Start your translation with the graphic user interface (GUI), preferably using Lokalize. First translate the files in
messages/frameworks because its contents are spread over most KDE applications, providing the text of their standard menus. The files
desktop_l10n.pot which are responsible for the stuff in the Application launcher menu. Then go to the applications in
messages/kde-workspace. You will find a thorough explanation of how to do this in the section on GUI translation. But it will not hurt to see the important steps being listed here as well:
Download the template files in
messages/frameworks. You can do this for example using WebSVN and download the latest revision.)
Save these files with the extension
.poto a local directory on your computer. (All translated GUI files end in ".po" whereas the originals end in ".pot" which means ".po template".)
Start translating. (Taking a look at the GUI section of this HOWTO and at the work of other translators could be useful now and then.)
When you are finished with translating some files, test your work with msgfmt --statistics --check-header
Most of the above things (from correct transformation of .pot to .po files to the syntax check) are done automatically by Lokalize. Since in recent versions it has probably more useful features than any other free translation program in this area it is now the recommended tool for KDE GUI translation.
When you are ready to send your first files, write a short email to the kde-i18n-doc mailing list without attaching the files. Somebody will answer that you can send him the files, so that he can process them. This person will create a new directory for your language (
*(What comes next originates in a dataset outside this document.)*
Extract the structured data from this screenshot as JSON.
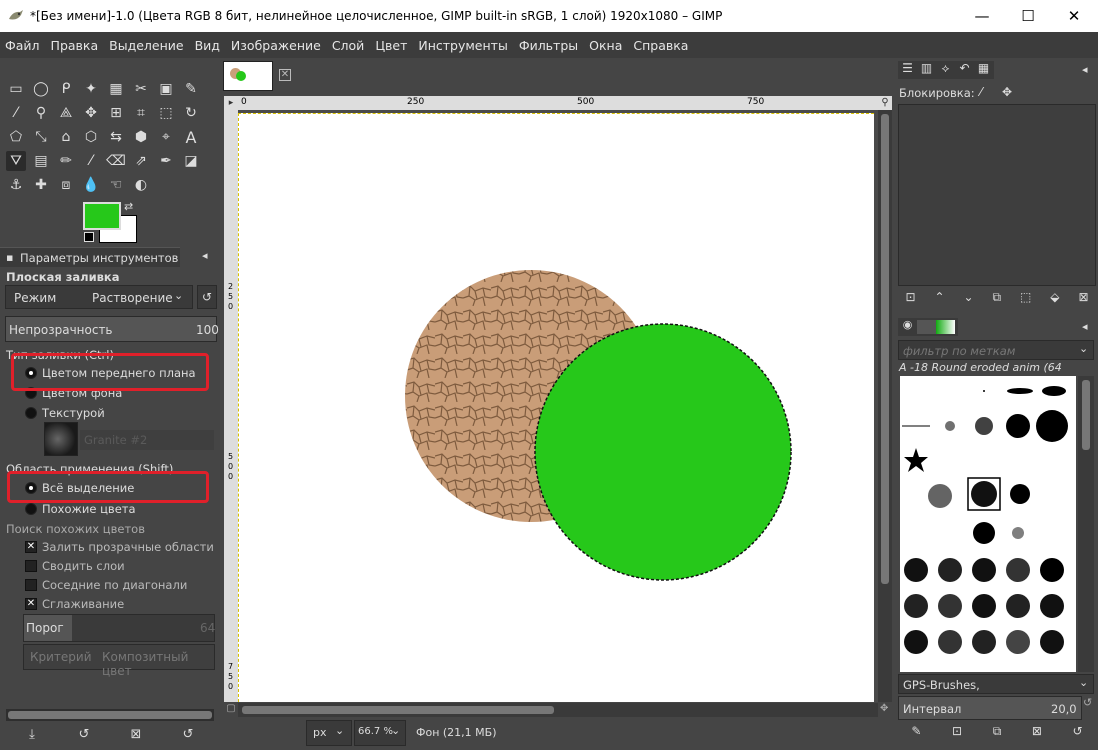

l10n-kf5/). This person will also create subdirectories for PO files (and, if already necessary, for documentation) and commit your first translation to the KDE code via SVN). After this, committing the translations, creating new directories and so on will be your own responsibility (i.e. the responsibility of the language team coordinator). After your language is in KDE SVN, you should probably ask the kde-i18n-doc mailing list how to proceed for being listed on the team page (if you are not listed yet) and how to create a "component" for your language in KDE Bugs, KDE's bug database.
Furthermore you need to check if an kf5_entry.desktop file in
l10n-kf5/has been created by the person having made the first commit of the new language. If the file is still missing, you will have to create it. This entry.desktop needs only to contain the following two lines:
[KCM Locale] Name=Add_here_the_name_of_your_language_in_American_English
The syntax of the language code in KDE is nearly like the one described in RFC 3066, especially section 2.3, except that KDE uses a underscore character (_) rather than a dash (-) (e.g. KDE uses en_GB for British English while RFC 3066 would use en-GB). Most often using RFC 3066 means using the 2 letter code for languages from ISO 639-1, e.g. de for German, fr for French. (See Wikipedia's article about ISO 639.)
In the rare case that your language would not have a code according to RFC 3066, e.g. if your language is a small regional language, you are recommend to register it at IANA according to the procedure described in RFC 3066, especially section 3. If for any reason, you do not want to register your language at IANA, you must use a language name staring with x- (the letter x and a dash).
Gather a team of co-translators (if you have not already), distribute the tasks and start building an effective "infrastructure" for your work. First of all make up a mailing list and a web site for internal use by your language team. You can get both from KDE although it will be somewhat basic stuff. If you are interested, contact the kde-i18n-doc mailing list. After organizing these things, you may want to take a look now and then into the "practical hints" section of this HOWTO.
If GUI translation is well under way and everything else in your team seems pretty much organized, you should start documentation translation. This HOWTO only provides a short overview to let you know where the journey will be going.